Tutankhamen’s mummy case shows the boy king in the guise of Osiris, god of the dead and king of the Underworld, as well as fiver of eternal life. The ritual of the cult of Osiris is recorded in the so called Book of The Dead, a collection of spells and prayers. Illustrated papyrus scrolls, some as long as 70 feet, containing these texts were the essential equipment of the tombs of well-to-do person

The scroll of Hu-Nefer, the royal scribe and steward of Seti I, was found in his tomb in the Theban necropolis and represent the final judgement of the deceased. At the left, Anubis, the jackal-headed god of embalming, leads Hu-Nefer into the hall judgment. The god than adjusts the scales to weigh the dead man’s heart against the feather of the goddess Maat, protectress of truth and right. A hybrid crocodile-hippopotamus-lion monster, Ammit, devourer of the sinful, awaits the decision of the scales. If the weighing had been unfavorable to the deceased, the monster would have eaten his heart. The ibis-headed god Thoth records the proceedings. Above, the gods of the Egyptian pantheon are arranged as witnesses, while Hu-nefer kneels in adoration before them. Having been justified by the scales, Hu-Nefer is brought by Osiris’s son, the falcon-headed Horus, into the presence of the green-faced Osiris and his sister Isis and Nephthys to receive the award of eternal life.

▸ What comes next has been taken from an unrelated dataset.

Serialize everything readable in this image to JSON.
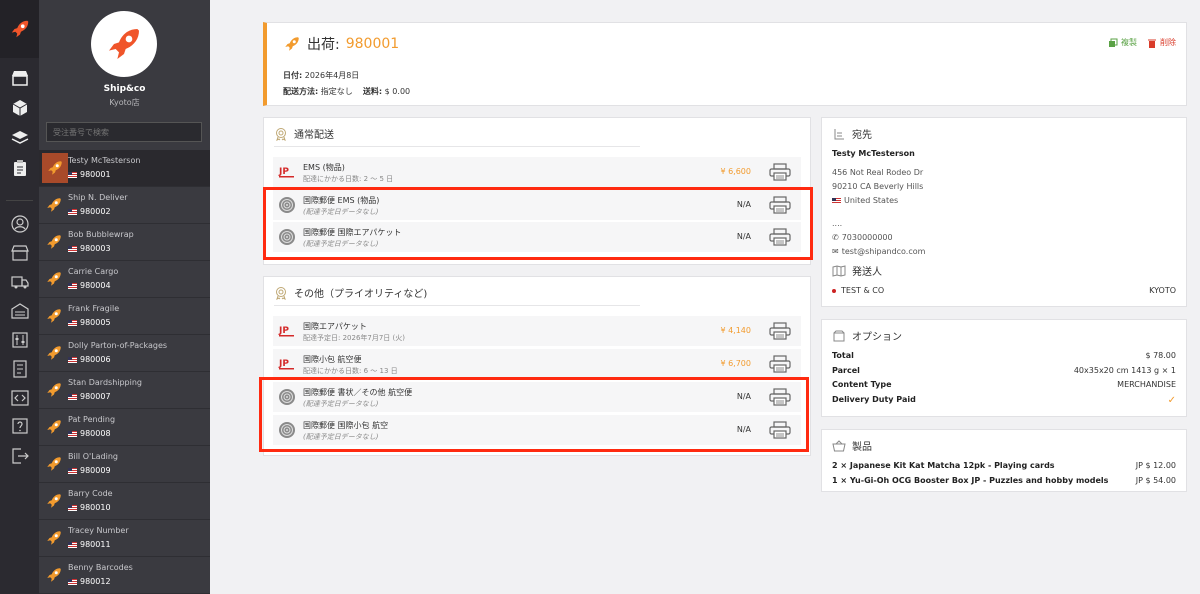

In Hu-Nefer’s scroll, the figures have all the formality of stance,shape, and attitude of traditional egyptian art. Abstract figures and hieroglyphs alike are aligned rigidly. Nothing here was painted in the flexible, curvilinear style suggestive of movement that was evident in the art of Amarna and Tutankhamen. The return to conservatism is unmistakable.